My situation is I wanted to upgrade from a 1999 manual Nissan Pulsar to a zero emissions vehicle that will serve me well in retirement doing mainly short journeys around Auckland but several journeys a year to Taupo. I have one-car garaging only and will somewhat regretfully have to farewell the ageing Pulsar.
I thought I'd done the necessary homework on the "range anxiety" issue, but having now read all 60 plus pages on this thread, I'm not so sure. Currently, I drive from north of Auckland to Taupo with one refuelling stop in Cambridge. I didn't accept that the 30kWh LEAF has the 200km range frequently mentioned in the headings of dealers' advertisements; I did accept the "realistic" view of various online reviewers that the 30kWh's true range was between 160km and 190km. That's okay then, I thought -- a first recharge at Te Kauwhata, then a top-up to 100% in Cambridge for the remaining 134km to Taupo, leaving me with a margin of 26km to spare out of the 160km.

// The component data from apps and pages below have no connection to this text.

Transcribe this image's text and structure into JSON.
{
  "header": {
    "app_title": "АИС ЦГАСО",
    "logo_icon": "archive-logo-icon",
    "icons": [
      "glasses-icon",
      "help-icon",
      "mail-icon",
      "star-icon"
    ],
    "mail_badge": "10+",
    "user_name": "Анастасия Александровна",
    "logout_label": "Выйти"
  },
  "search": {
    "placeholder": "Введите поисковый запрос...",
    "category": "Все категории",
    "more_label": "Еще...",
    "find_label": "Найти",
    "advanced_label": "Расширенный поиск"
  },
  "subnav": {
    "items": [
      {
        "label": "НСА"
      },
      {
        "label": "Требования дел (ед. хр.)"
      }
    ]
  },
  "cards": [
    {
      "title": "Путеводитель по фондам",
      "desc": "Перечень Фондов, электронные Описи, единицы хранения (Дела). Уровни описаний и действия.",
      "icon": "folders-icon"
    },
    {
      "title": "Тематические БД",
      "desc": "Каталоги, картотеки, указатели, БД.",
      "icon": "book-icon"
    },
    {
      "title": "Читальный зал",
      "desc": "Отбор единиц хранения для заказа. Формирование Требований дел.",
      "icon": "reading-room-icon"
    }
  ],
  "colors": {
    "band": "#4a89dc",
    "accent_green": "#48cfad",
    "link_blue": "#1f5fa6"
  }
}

This gave me peace of mind till I came across a message here from Linuxluver about an Auckland to Wellington trip. The Cambridge-Taupo leg was "horrendous" apparently, even for an experienced EV driver using all the tricks like trailing behind big trucks (ugh!!).
The planned fast chargers at Tirau and Tokoroa are still not in place -- just hoped for "by the end of the year", same as they were in 2016 I believe.
Has anyone else here besides Linuxluver tackled the Cambridge-Taupo journey in a 30kWh LEAF and what was their experience please? Should I be banking on the chance of a successful expedition in early November in my near-new LEAF? What pre-arrangements can be made to avert disappointment and huge inconvenience? What do you do if you run out of charge when the surrounding terrain is nothing but forestry blocks?
If you bought a Leaf with adaptive cruise control (ability to follow a vehicle from at a set distance with the car cruise control computer controlling the speed to keep the distance) you can follow a giant truck and have nearly no wind resistance all the way. But I strongly recommend getting one with crash avoidance system (autamatic emergency braking) just in case. Also make sure the truck is not white.